Sending an Outbound Message via the REST API
When sending outbound messages via the REST API, it is best to encode a new line as
Here’s an example cURL script:
curl -XPOST https://api.twilio.com/2010-04-01/Accounts/ACXXXXXXXXXXXXXXXXXXXXXXXXXXXXXXXX/Messages.json \ -d "To=+13105551234" \ -d "From=+12125555555" \
-d "Body=Here is my first line%0aHere is my second line" \
This example sends an outbound message from the sender (212) 555-1234 (
+12125551234) to the recipient at (310) 555-5555 (
+13105555555), and includes the following message:
Here is my first line
Here is my second line
To make this script work for you, make the following updates, and then paste it into a terminal window:
- Line 1 update with your Account SID
- Line 2 update with a valid destination
- Line 3 update with a valid sender number
- Line 4 update with the desired message text
- Line 5 update with your Account SID and Auth Token
Notice: If you are using one of the official Twilio helper libraries to send SMS messages, they will take care of encoding new lines present in strings as
Replying to an Incoming Message via TwiML
In a TwiML reply, the best way to insert a line break is to just use a new line.
Here’s an example TwiML script:
<?xml version="1.0" encoding="UTF-8"?> <Response> <Sms>Here is my first line.
Here is my second line.</Sms>

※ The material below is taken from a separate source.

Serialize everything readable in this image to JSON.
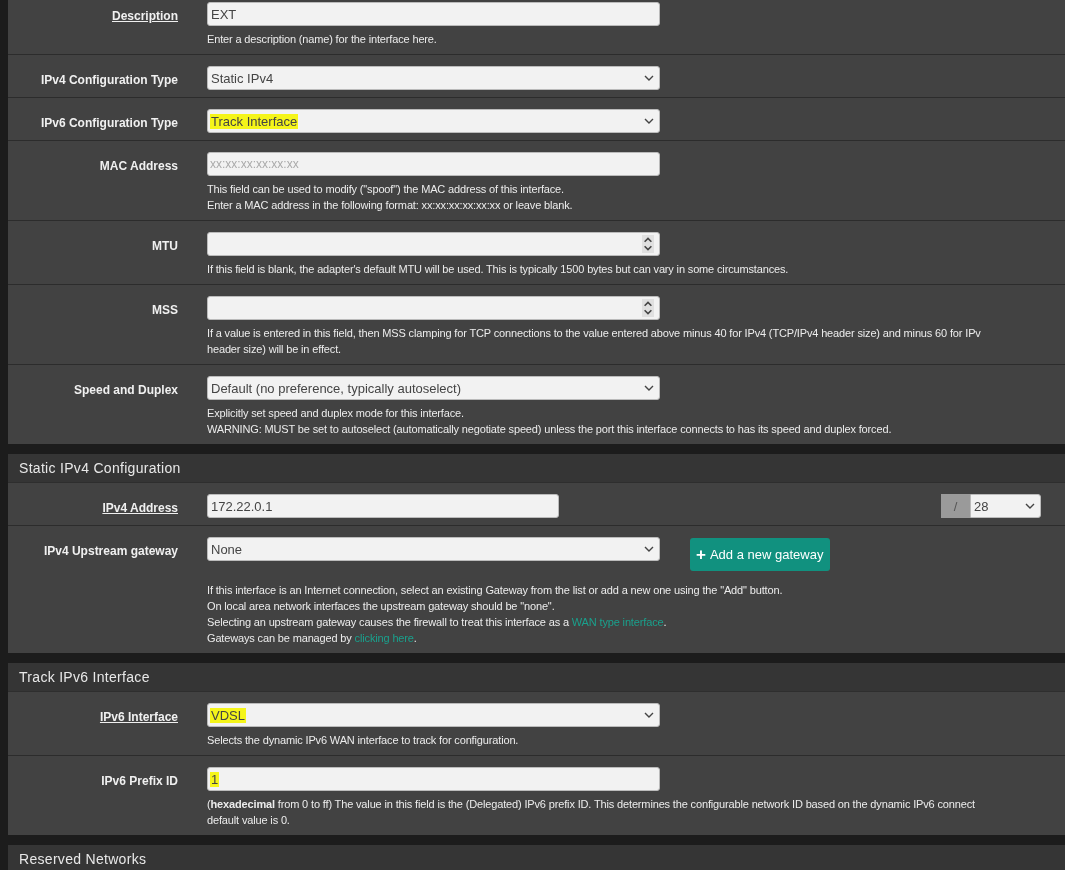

These examples should deliver a message with “Here is my first line” on line one, and then “Here is my second line” on line two.